While the return to the stage post-pandemic has been occurring for some time now, my first experience in a theatre in years took place a few weeks ago. And what an outstanding return to the theatre it was…
The 20th-anniversary production of Susan Lori-Parks’ Pulitzer-winning play, “Topdog/Underdog” premiered at the John Golden Theater on October 20th. Lori-Parks is one of America’s foremost playwrights, also known for “Venus” and her directorial work on films Native Son and The United States vs. Billie Holiday. Her play, Topdog/Underdog follows the story of older Brother Lincoln and younger brother, Booth in “a darkly comic fable of brotherly love and family identity. [The brothers’] names [are] given to them as a joke by their father. Haunted by the past and their obsession with the street con game, three-card monte, the brothers come to learn the true nature of their history.”
Upon entering the theatre, the audience is guided to their seats by a playlist of hip-hop/rap songs. One that sticks in my head still is Kendrick Lamar’s “Alright”, the words to which I mouthed as I made my way to the lower-level bathrooms. The songs set the perfect stage (pun intended) for the magic that ensues for the following two hours or so.
The show begins with Booth, played by Emmy-winner Yahya Abdul Mateen II (Watchmen, Candyman, The Matrix: Resurrections) alone in the apartment pretending to hustle people at three-card monte. He’s shortly joined by Lincoln played by Tony-nominee Corey Hawkins (Straight Outta Compton, In the Heights, 24: Legacy) dressed as, you guessed it, Abraham Lincoln. The brothers get into discussions about their lives, childhood, financial struggles, womanly woes, and sibling rivalry in moments that are equally hilarious, poignant, and sometimes devastating. Hawkins’ performance is absolutely electric. I found myself both completely entranced by him, believing him to be Lincoln and marveling at the fact that I was witnessing an actor completely in his element. He reaches depths and sadness within that character that pin the audience to their seat, breathless and emotional. One of my favorite moments of his performance in Act One includes a beautiful moment where Hawkins serenades the crowd with an offhand blues song. And man, can that guy sing. Where Hawkins brings the emotional gravity of Lori-Parks’ work, Mateen brings the more comedic moments. As the cocky and entitled, yet deeply wounded younger brother, Lincoln, Mateen uses his ineffable charm to make such a difficult character personable. His syrupy-smooth delivery of such sharp and biting dialogue lends a softness to Lincoln, who so often likes to portray himself as hard. His and Hawkins’ chemistry as adult brothers is felt from the moment they both take the stage, to the haunting final scene.
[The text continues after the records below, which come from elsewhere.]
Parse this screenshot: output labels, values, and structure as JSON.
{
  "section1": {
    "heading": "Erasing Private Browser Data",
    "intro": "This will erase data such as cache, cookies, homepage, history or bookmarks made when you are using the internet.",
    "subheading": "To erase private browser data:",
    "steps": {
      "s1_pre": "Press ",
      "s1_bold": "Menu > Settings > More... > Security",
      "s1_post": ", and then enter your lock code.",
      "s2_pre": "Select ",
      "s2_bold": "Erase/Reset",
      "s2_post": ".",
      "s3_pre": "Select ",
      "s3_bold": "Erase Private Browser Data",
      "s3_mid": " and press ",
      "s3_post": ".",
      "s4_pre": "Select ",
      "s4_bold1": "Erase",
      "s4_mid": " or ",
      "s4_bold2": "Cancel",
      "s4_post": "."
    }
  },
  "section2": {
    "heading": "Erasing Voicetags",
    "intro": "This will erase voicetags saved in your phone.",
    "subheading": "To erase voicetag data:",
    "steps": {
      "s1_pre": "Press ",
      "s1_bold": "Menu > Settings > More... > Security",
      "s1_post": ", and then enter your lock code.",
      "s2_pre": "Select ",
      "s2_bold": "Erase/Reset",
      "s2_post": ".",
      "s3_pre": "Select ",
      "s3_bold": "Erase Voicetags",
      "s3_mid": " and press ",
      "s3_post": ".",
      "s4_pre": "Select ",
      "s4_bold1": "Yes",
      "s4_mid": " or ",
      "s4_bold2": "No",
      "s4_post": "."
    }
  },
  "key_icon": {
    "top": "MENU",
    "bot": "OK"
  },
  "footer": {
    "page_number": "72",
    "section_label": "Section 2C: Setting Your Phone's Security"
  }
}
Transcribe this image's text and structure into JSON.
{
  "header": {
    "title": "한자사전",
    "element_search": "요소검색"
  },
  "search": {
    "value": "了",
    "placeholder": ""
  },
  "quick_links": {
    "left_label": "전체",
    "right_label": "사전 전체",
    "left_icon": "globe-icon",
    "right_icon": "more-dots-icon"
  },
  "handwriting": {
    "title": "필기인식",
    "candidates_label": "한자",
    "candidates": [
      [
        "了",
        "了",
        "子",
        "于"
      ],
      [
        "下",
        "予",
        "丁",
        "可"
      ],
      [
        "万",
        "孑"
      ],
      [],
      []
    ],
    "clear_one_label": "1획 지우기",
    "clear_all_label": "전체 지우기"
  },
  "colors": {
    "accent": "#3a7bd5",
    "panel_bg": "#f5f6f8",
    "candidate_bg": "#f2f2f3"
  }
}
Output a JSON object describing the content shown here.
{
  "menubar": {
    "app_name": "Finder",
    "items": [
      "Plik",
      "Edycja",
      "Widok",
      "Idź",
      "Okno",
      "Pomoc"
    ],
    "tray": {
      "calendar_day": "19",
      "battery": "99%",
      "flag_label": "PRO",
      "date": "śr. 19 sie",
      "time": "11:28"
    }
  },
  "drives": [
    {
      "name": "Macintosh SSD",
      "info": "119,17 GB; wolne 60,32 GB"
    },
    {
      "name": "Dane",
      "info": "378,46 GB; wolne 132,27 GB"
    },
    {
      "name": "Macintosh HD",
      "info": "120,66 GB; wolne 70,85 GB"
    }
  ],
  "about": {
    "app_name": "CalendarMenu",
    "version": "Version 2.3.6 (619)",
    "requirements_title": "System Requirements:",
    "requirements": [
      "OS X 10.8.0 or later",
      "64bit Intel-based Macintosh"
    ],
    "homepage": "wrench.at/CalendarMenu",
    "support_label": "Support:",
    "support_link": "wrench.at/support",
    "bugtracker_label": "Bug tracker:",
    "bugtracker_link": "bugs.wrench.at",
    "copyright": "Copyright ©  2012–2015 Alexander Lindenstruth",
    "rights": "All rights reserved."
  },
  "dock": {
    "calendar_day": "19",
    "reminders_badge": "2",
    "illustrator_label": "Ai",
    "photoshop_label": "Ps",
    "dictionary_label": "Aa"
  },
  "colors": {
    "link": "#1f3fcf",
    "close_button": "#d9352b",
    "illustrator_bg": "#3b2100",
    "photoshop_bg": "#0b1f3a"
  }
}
To avoid “spoilers”, I’ll refrain from telling you exactly how the show ends (although if a story is 20 years old, can telling you the end truly count as a spoiler?). With outstanding performances from both lead actors and dynamic direction from Tony-winning director Kenny Leon (A Raisin in the Sun, American Son, The Wiz! Live) “Topdog/Underdog” shouldn’t be missed!
“Topdog/Underdog” is showing at the John Golden Theaterfrom now until January 15, 2023. Get your tickets before then!